==== DATASET RECORDS

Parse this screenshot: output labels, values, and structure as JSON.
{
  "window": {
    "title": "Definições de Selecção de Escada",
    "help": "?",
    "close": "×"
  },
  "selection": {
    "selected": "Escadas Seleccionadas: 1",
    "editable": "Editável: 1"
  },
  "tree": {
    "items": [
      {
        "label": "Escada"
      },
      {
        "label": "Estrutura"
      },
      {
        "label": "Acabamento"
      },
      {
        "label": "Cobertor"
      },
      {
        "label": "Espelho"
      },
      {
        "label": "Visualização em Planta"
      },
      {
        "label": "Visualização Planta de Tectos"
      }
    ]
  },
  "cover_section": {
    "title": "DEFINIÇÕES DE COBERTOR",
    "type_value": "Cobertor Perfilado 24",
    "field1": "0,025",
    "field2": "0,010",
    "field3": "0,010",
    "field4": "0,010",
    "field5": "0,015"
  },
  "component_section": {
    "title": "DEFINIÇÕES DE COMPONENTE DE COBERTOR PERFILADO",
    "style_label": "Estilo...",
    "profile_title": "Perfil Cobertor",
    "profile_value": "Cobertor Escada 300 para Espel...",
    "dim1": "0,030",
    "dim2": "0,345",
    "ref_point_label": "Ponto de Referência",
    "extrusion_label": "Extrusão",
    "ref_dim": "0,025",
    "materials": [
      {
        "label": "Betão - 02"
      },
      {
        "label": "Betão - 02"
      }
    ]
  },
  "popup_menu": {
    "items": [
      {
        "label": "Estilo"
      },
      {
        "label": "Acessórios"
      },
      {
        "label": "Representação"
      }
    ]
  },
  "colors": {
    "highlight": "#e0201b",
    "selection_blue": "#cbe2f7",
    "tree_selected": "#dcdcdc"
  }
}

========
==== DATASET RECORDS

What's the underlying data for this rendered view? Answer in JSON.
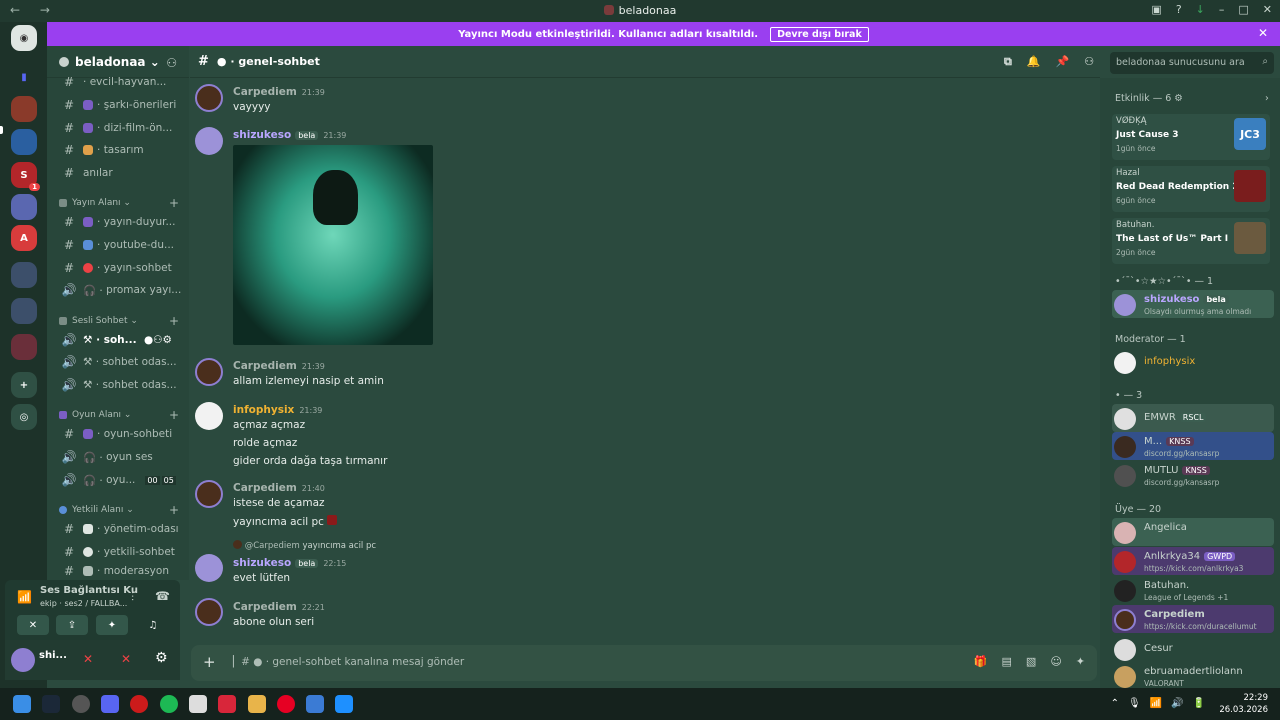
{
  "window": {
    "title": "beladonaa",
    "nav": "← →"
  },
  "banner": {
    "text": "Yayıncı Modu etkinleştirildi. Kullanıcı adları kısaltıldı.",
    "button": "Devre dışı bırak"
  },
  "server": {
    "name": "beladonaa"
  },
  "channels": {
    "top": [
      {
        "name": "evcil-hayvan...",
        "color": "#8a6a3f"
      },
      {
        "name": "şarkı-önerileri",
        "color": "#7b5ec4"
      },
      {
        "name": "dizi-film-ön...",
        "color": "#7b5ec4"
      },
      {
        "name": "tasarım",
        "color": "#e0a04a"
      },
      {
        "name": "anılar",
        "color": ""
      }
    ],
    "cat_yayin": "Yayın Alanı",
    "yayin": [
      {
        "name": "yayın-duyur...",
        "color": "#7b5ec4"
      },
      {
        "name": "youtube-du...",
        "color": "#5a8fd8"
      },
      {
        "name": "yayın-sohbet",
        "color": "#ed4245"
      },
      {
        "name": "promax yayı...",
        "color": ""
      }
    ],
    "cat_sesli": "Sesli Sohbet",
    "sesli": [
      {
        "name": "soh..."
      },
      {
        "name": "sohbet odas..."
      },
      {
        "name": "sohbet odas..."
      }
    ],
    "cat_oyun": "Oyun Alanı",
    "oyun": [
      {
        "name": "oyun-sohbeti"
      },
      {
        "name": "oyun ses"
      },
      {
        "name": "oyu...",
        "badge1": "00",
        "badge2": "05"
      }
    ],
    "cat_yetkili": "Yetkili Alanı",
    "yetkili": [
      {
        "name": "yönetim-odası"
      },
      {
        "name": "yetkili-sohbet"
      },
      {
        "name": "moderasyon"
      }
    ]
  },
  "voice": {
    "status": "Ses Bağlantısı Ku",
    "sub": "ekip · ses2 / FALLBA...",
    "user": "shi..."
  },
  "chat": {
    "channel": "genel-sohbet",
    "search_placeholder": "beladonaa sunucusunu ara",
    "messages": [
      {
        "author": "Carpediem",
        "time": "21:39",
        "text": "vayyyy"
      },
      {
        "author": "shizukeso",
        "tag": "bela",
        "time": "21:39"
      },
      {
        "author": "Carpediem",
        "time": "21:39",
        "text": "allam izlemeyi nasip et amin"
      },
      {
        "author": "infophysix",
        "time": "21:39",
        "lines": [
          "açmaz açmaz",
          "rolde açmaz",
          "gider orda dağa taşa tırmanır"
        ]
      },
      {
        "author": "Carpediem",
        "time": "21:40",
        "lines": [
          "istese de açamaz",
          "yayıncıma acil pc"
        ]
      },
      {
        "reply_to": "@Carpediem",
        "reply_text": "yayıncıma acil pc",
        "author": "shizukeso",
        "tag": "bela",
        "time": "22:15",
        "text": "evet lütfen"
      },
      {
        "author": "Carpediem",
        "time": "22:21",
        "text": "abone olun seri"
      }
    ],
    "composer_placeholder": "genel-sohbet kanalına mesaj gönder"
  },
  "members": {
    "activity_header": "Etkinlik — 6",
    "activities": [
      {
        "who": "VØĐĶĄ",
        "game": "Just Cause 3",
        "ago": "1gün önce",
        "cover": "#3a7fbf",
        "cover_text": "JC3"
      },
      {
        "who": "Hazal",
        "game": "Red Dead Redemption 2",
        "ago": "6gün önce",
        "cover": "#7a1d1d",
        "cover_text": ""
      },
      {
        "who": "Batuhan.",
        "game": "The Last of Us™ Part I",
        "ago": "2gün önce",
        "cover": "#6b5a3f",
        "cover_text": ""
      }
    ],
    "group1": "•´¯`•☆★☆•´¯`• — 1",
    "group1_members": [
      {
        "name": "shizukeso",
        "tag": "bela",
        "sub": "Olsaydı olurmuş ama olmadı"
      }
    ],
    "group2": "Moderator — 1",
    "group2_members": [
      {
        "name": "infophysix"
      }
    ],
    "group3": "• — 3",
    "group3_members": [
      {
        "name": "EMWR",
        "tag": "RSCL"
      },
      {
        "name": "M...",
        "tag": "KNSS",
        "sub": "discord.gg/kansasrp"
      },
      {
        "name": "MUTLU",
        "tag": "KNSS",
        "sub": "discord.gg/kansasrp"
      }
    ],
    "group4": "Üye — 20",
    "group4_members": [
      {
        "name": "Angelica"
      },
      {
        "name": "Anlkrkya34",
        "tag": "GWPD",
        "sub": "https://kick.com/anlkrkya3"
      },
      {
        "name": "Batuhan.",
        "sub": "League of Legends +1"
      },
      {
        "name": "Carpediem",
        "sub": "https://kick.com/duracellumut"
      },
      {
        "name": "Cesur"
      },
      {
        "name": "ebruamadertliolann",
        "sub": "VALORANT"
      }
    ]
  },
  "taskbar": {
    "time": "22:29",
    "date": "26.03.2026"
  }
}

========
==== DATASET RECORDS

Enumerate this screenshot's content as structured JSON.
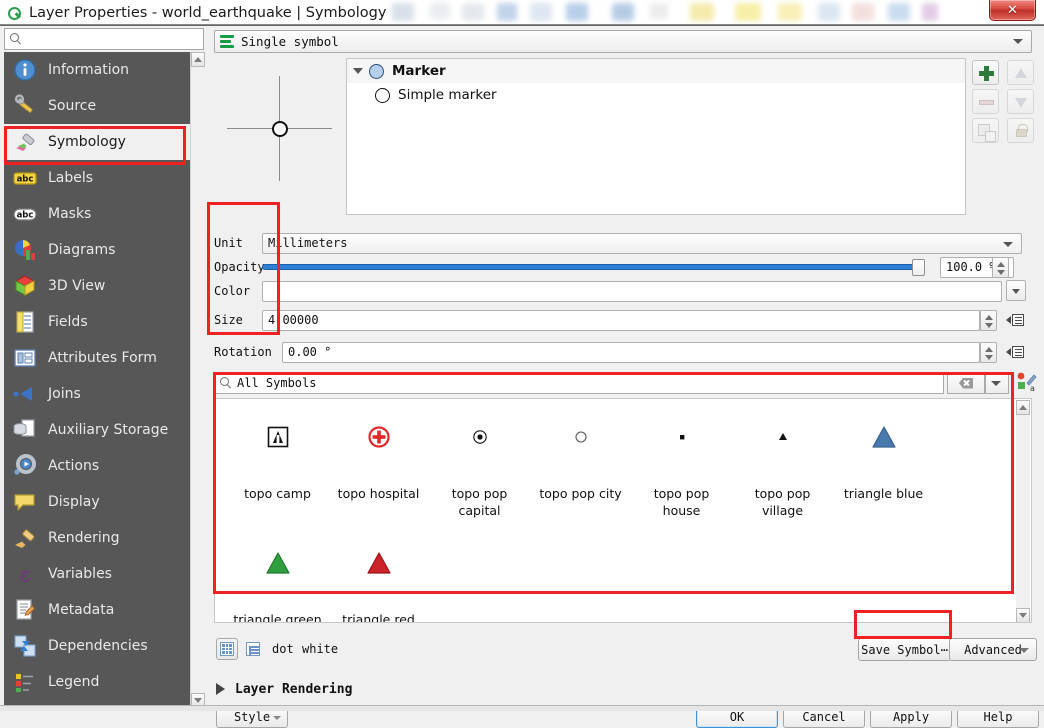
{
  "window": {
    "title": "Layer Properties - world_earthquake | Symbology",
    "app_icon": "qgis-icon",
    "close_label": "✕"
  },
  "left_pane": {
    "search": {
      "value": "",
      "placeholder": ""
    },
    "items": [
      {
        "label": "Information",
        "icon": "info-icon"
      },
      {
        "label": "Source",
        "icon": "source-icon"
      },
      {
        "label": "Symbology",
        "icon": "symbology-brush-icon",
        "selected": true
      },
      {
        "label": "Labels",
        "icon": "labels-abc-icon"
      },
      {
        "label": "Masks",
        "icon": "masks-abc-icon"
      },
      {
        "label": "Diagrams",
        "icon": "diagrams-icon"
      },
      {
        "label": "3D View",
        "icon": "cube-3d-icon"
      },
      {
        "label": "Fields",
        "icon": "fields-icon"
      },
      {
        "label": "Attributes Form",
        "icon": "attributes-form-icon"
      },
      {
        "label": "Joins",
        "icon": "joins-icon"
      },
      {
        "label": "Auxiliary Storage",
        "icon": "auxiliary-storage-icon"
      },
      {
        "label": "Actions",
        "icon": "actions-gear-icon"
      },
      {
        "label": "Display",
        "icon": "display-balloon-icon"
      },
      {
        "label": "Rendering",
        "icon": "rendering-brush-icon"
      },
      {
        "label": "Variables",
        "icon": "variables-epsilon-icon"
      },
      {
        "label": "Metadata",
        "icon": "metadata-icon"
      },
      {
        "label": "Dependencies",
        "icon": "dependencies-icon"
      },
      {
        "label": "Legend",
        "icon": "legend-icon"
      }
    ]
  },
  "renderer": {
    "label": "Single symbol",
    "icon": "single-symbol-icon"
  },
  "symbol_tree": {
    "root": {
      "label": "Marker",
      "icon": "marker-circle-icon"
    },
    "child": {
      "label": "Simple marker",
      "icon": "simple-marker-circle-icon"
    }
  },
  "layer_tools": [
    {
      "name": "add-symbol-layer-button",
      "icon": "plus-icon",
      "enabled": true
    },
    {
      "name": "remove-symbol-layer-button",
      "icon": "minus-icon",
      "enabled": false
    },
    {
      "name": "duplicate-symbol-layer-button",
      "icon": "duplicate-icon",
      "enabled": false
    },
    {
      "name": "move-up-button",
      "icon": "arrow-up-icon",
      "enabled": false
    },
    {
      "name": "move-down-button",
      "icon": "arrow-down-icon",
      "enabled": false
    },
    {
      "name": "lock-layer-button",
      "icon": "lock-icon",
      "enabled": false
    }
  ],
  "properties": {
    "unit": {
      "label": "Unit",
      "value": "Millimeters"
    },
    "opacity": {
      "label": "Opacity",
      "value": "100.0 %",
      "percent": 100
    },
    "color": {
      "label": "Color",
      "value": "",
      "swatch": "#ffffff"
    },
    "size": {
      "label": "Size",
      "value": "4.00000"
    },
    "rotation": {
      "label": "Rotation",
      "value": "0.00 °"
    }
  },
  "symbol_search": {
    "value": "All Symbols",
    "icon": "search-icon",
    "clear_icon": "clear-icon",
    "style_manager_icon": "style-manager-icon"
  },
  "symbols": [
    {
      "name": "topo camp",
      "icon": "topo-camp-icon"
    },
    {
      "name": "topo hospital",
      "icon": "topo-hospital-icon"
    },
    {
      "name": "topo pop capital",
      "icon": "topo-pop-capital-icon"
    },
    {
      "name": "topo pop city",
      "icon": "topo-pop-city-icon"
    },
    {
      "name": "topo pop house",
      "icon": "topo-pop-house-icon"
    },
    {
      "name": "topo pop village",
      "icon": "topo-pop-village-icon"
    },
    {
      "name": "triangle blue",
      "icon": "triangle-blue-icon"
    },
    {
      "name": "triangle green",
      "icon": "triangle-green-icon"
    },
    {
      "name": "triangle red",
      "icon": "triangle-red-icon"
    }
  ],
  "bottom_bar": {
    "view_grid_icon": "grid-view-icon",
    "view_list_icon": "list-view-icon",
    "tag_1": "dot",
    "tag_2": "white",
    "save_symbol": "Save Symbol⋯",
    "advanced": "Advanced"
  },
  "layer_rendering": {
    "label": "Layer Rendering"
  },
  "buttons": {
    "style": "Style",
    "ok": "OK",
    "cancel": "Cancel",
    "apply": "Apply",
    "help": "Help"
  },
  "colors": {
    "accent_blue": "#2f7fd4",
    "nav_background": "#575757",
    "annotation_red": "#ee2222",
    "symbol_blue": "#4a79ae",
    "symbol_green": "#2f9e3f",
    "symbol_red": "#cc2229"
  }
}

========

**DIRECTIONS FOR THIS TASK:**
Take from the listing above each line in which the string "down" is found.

**RESULT FOR THIS TASK:**
      "name": "move-down-button",
      "icon": "arrow-down-icon",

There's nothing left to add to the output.